Subrogation is a concept that's well-known among insurance and legal companies but sometimes not by the customers they represent. Even if it sounds complicated, it is in your self-interest to know the steps of how it works. The more knowledgeable you are, the more likely an insurance lawsuit will work out in your favor.

Every insurance policy you have is a commitment that, if something bad happens to you, the business that insures the policy will make good without unreasonable delay. If you get injured on the job, your employer's workers compensation pays out for medical services. Employment lawyers handle the details; you just get fixed up.

But since ascertaining who is financially responsible for services or repairs is usually a time-consuming affair – and time spent waiting in some cases increases the damage to the victim – insurance firms often opt to pay up front and figure out the blame later. They then need a method to regain the costs if, in the end, they weren't actually responsible for the payout.

Can You Give an Example?

Your electric outlet catches fire and causes $10,000 in house damages. Happily, you have property insurance and it takes care of the repair expenses.
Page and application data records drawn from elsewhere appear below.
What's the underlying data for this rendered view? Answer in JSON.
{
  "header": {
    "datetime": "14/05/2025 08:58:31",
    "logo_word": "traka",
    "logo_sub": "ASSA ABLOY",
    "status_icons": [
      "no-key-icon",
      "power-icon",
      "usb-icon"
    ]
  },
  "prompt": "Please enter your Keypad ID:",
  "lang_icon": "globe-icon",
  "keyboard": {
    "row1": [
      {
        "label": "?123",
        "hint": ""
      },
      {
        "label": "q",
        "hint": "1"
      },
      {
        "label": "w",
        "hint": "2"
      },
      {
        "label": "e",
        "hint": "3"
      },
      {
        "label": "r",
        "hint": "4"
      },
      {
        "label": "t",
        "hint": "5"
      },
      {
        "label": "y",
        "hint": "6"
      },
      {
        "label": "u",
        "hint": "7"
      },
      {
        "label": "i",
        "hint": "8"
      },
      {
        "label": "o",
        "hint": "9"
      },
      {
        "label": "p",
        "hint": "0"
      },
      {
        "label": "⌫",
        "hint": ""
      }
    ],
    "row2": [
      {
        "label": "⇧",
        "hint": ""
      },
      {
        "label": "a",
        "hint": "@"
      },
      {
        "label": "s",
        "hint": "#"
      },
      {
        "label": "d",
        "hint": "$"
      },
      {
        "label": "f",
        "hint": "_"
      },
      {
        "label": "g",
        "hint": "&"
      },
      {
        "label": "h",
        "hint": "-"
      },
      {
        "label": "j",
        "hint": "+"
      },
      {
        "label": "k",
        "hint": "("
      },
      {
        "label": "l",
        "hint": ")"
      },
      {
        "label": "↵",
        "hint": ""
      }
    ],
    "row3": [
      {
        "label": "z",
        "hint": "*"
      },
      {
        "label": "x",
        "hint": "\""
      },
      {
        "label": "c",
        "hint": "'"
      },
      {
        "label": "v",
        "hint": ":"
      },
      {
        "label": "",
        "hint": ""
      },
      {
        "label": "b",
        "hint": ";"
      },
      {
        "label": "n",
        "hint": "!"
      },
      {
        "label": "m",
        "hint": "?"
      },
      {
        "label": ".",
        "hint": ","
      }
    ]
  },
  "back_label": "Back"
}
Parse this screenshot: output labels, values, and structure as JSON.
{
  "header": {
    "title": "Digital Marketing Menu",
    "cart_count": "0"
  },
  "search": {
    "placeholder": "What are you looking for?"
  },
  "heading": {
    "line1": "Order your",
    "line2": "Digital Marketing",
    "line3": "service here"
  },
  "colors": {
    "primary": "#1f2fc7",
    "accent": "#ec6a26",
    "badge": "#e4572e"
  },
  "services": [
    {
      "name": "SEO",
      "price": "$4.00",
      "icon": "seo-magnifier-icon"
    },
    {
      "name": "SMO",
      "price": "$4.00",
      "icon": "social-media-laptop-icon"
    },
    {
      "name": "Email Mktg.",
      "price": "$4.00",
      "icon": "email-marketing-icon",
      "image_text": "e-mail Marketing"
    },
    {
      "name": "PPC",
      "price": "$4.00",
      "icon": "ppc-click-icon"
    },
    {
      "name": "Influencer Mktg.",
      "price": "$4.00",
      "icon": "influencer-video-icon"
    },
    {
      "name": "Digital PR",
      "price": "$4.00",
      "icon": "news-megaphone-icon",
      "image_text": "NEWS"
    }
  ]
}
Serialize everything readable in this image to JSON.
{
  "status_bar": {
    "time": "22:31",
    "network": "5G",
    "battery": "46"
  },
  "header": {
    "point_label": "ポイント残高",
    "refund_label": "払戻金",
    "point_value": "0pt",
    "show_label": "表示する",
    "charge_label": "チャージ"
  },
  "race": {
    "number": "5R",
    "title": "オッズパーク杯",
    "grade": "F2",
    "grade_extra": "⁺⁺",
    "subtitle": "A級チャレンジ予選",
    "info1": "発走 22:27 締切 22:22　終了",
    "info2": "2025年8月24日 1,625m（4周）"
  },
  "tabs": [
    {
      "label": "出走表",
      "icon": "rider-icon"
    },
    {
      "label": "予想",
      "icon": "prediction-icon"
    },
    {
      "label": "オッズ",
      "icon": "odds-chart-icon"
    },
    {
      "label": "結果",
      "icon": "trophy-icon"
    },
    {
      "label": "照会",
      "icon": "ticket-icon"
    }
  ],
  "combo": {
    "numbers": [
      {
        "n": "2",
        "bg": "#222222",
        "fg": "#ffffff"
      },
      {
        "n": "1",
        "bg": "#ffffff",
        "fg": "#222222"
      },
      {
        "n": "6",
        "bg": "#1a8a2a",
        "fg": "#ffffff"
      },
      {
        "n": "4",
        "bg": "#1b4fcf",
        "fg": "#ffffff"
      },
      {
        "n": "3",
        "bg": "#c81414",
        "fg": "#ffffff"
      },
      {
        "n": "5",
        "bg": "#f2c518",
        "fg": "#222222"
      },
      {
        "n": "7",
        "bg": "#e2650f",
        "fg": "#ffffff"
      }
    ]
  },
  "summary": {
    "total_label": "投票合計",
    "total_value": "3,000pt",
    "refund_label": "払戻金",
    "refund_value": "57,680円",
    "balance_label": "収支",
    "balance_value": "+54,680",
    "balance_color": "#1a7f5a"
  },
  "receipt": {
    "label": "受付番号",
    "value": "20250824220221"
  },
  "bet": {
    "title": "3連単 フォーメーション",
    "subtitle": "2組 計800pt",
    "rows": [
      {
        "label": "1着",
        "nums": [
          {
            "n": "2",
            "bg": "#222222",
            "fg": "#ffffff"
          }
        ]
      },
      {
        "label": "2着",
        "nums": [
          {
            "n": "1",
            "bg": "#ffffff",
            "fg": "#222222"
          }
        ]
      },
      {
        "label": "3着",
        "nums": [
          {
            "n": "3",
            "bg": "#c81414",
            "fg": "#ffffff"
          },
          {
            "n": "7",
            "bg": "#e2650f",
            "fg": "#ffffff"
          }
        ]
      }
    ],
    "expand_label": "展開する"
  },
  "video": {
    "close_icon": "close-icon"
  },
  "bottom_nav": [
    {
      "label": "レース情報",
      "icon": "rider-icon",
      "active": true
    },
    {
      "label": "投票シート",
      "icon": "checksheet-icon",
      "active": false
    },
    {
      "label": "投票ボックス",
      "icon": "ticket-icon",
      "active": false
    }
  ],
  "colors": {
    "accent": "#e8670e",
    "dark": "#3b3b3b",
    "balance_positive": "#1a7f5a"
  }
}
However, the assessor assigned to your case finds out that an electrician had installed some faulty wiring, and there is a reasonable possibility that a judge would find him to blame for the loss. You already have your money, but your insurance firm is out $10,000. What does the firm do next?

How Does Subrogation Work?

This is where subrogation comes in. It is the way that an insurance company uses to claim reimbursement after it has paid for something that should have been paid by some other entity. Some insurance firms have in-house property damage lawyers and personal injury attorneys, or a department dedicated to subrogation; others contract with a law firm. Under ordinary circumstances, only you can sue for damages to your self or property. But under subrogation law, your insurer is given some of your rights for having taken care of the damages. It can go after the money that was originally due to you, because it has covered the amount already.

How Does This Affect Policyholders?

For starters, if your insurance policy stipulated a deductible, your insurer wasn't the only one who had to pay. In a $10,000 accident with a $1,000 deductible, you have a stake in the outcome as well – to the tune of $1,000. If your insurer is unconcerned with pursuing subrogation even when it is entitled, it might choose to recover its expenses by upping your premiums and call it a day. On the other hand, if it knows which cases it is owed and goes after those cases aggressively, it is acting both in its own interests and in yours. If all of the money is recovered, you will get your full $1,000 deductible back. If it recovers half (for instance, in a case where you are found 50 percent responsible), you'll typically get half your deductible back, depending on your state laws.

Furthermore, if the total loss of an accident is more than your maximum coverage amount, you may have had to pay the difference, which can be extremely expensive. If your insurance company or its property damage lawyers, such as legal assistance payson ut, successfully press a subrogation case, it will recover your costs in addition to its own.

All insurers are not the same. When comparing, it's worth looking at the records of competing firms to find out if they pursue legitimate subrogation claims; if they do so quickly; if they keep their customers posted as the case continues; and if they then process successfully won reimbursements right away so that you can get your deductible back and move on with your life. If, on the other hand, an insurance agency has a record of honoring claims that aren't its responsibility and then safeguarding its profitability by raising your premiums, even attractive rates won't outweigh the eventual headache.